Neoreaction and nazis are different, but in what sense? Compulsion is the answer here. They share a nationalist (Illiberal) bias, and a progressive outlook of the world. Neoreaction wants to change things to make them as they used to be, and this requires massive changes. But nazis want to do it by force, while alt-righters want to do it more voluntarily through the application of the right of exclusion, or so they say.

Scott Alexander and myself are quite liberal, and we are also relatively low on compulsion scale, but he is somewhat more on the conservative direction as I am. He is the one who wrote the now classic Meditations on Moloch, a beautifully written explanation of coordination problems, and I was the one who wrote the (far less known, and less beautifully written) Slaying Alexander’s Moloch, on why those problems are not that bad!

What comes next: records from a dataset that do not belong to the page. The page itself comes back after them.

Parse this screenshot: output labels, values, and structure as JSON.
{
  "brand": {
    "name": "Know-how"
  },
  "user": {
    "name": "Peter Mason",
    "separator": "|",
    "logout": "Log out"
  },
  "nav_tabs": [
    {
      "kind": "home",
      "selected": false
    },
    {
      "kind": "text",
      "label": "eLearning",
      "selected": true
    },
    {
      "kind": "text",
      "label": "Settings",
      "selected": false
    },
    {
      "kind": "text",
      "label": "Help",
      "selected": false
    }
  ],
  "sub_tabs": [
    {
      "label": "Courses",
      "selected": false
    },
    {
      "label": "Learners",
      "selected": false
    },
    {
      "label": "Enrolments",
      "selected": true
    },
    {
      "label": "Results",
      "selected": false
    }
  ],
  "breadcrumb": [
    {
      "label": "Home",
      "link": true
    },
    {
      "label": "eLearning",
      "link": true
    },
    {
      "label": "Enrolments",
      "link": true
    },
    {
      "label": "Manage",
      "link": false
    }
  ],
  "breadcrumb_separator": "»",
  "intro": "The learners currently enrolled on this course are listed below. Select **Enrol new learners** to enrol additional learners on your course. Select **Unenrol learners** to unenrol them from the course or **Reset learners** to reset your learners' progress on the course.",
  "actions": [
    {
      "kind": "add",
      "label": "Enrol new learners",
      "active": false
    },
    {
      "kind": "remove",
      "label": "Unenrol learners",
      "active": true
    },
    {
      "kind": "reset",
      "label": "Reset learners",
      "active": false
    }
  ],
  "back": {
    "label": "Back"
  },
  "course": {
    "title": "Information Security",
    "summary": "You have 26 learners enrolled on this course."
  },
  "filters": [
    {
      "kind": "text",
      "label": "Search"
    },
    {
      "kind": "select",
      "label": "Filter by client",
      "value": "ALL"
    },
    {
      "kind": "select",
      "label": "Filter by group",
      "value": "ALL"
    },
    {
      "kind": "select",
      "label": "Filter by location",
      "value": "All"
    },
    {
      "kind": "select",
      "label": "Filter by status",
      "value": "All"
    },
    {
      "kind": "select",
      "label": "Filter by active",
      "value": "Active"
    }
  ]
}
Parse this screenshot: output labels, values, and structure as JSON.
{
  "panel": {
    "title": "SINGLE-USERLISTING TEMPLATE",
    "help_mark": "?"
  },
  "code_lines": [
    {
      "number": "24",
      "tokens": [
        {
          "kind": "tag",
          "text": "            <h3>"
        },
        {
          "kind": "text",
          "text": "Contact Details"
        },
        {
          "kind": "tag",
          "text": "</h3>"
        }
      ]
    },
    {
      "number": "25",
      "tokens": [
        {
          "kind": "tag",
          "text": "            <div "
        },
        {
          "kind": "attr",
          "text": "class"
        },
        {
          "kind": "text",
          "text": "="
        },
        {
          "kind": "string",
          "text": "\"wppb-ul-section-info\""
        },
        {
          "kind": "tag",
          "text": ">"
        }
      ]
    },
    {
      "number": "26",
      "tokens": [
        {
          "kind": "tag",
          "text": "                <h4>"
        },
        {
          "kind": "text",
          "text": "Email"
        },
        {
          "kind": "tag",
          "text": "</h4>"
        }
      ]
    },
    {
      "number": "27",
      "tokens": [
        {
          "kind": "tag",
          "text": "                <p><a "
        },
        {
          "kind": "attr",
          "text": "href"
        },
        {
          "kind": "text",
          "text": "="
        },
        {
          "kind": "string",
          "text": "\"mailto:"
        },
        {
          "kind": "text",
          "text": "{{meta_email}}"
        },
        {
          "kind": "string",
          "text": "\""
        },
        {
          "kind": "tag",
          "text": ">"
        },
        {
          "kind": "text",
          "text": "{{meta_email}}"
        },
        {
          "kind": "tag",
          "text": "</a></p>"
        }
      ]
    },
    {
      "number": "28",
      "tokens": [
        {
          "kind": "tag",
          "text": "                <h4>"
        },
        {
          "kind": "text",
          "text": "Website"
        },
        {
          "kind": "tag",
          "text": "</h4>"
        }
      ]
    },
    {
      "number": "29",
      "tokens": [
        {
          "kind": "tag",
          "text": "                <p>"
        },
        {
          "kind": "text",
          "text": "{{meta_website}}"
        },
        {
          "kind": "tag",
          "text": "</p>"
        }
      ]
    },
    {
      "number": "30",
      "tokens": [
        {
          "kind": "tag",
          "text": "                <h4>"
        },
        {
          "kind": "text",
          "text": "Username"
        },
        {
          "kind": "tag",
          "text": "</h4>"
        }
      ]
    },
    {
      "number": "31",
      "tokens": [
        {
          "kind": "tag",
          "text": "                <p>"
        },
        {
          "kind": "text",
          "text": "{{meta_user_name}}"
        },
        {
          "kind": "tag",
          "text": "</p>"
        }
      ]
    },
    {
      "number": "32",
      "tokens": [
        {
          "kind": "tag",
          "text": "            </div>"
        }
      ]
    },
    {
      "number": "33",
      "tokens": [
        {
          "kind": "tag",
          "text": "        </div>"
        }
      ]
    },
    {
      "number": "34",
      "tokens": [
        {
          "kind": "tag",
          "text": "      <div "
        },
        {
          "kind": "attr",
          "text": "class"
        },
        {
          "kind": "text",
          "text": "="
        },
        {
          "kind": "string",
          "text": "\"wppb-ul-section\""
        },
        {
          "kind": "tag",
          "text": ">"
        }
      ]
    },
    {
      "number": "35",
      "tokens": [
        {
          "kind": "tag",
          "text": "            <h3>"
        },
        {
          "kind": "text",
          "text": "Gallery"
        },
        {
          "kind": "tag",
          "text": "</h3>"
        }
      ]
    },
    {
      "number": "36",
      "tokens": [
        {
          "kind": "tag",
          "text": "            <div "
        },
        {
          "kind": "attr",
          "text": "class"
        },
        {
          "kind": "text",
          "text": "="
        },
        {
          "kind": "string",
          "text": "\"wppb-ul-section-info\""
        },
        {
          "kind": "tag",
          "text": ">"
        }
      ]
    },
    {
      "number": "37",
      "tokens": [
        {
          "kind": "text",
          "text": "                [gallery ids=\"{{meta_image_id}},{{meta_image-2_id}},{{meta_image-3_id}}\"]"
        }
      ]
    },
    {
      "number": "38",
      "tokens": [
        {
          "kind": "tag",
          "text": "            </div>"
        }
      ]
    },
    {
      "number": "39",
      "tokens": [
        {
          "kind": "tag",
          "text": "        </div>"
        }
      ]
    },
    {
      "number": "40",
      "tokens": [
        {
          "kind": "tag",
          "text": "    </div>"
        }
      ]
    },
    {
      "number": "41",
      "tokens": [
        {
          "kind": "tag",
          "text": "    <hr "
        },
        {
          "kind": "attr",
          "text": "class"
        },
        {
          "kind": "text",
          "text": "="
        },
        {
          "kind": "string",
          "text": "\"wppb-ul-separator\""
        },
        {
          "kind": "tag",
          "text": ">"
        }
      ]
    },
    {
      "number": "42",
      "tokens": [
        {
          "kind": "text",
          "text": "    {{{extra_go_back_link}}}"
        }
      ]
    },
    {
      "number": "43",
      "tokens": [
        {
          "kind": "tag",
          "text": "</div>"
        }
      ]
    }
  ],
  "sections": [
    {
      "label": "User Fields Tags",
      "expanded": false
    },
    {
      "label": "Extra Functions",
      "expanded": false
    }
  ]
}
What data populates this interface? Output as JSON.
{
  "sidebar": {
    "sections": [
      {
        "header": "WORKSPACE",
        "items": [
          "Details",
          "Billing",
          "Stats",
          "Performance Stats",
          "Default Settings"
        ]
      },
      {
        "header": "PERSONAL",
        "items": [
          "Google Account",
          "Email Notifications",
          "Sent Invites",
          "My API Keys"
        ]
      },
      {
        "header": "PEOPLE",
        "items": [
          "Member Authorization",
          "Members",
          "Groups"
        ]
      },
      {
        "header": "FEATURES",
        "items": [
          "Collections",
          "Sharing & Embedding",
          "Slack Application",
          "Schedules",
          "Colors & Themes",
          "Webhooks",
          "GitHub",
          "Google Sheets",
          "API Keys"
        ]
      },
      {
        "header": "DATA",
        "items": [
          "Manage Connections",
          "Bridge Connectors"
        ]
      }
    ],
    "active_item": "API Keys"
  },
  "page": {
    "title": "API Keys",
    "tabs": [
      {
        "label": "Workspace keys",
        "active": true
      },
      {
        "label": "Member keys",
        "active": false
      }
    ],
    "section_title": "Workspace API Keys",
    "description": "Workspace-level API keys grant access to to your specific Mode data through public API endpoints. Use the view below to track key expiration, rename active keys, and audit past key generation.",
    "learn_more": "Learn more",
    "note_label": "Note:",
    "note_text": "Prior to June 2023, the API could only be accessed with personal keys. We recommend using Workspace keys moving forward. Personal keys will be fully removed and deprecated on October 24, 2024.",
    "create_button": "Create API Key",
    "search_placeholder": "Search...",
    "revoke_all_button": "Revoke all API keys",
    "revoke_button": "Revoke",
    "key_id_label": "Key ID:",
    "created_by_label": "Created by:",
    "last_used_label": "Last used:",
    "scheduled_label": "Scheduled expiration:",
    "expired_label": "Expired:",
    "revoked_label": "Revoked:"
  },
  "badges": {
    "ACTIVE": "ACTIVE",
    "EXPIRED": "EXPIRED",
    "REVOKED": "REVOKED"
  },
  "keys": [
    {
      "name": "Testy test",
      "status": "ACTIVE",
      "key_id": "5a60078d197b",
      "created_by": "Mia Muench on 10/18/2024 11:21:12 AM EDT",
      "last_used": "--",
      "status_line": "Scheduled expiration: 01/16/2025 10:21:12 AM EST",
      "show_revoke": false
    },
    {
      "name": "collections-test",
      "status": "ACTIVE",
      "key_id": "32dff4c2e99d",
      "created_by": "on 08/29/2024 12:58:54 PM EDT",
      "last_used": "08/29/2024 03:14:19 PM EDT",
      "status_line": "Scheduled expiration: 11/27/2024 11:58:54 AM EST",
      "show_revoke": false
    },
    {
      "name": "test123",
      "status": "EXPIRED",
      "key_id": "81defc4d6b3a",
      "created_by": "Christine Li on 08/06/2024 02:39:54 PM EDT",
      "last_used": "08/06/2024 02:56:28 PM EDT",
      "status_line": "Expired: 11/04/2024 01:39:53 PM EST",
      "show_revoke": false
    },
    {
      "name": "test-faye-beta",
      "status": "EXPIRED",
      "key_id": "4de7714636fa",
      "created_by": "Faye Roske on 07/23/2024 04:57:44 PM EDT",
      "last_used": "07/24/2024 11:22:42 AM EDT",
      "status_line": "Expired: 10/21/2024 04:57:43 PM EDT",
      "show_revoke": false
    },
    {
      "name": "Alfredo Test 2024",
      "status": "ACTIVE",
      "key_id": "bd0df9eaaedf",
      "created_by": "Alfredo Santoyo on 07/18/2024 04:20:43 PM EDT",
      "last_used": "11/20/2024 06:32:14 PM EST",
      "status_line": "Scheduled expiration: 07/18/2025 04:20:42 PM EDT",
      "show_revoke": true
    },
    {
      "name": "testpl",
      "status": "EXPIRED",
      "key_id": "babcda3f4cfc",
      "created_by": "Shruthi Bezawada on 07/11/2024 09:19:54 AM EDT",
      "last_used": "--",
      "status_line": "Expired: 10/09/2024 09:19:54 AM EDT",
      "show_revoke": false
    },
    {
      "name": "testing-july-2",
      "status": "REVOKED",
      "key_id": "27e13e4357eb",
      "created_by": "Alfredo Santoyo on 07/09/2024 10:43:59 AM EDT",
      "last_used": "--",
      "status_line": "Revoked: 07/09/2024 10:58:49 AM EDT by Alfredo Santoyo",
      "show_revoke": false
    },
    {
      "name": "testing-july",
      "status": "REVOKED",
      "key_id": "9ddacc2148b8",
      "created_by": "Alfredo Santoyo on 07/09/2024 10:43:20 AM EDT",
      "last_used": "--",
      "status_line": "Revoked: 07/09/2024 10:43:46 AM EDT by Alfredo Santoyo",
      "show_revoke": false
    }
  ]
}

This theory places most people somewhere in the middle. US republicans and democrats are both somewhere in the middle in terms of liberalism, willingness to enforce their ideas, and how sanguine their are about the future, with conservatives being, naturally, more on the conservative side, and democrats being more on the progressive side.

Indeed, they are probably equally liberal, and equally willing to use compulsion, and their greater difference may be just one of mood, of how much they trust politicians, or on how much they think social problems can be solved by the government.

This is in contrast to other theories of the spectrum, where we have a defined axis that goes from one extreme to the other. The thrive/survive theory (Or Robin Hanson’s, for that matter) would have a hard time with communism and fascism, mine doesn’t.

But one may argue: Those theories at least try to find a common explanation, or even make predictions. Yours is like Caplan’s: it merely describes what there is. Yes, that’s fair.

Can we add some predictive meat to this model? I think we can.

  • (Ideology) Liberalism is predicted by IQ, not so much wealth.
  • (Mood) Conservatism/Progressivism is predicted by personality factors ( I can think of openness to experience)
  • (Compulsion) For this one I honestly have no idea.

Throughout history, there have been people more or less willing to try new things, and this probably will stay the same: there we have our progressives and conservatives, our eternal two blocks of social confrontation. But thanks to the Flynn effect, people are getting more and more liberal. Compulsion I said is a tricky one because if one looks at what clever people think, one indeed tends to find liberalism, both conservative and progressive fractions, and also people who are willing/not willing to use force to implement liberalism. This is, the key political conflict used to be one between illiberal and liberal values. Now we are migrating to a compulsion vs less compulsion world, if anything.

This theory also points at the fact that all your clever friends are equally liberal, but then they vary across the other dimensions: the elite political spectrum is bi-dimensional (The illiberal quarter is empty), with Vox leftists (progressive, high in compulsion), left libertarians (progressive, low in compulsion), right libertarians (conservative, low in compulsion), and  those few who advocate state paternalism a la Singapore (conservative, high in compulsion)

This theory is half-baked, and has lots of holes (e.g. Poland is a high IQ highly traditional society), but I believe this approximates reality and its change better than the other theories discussed above.

Reprinted from here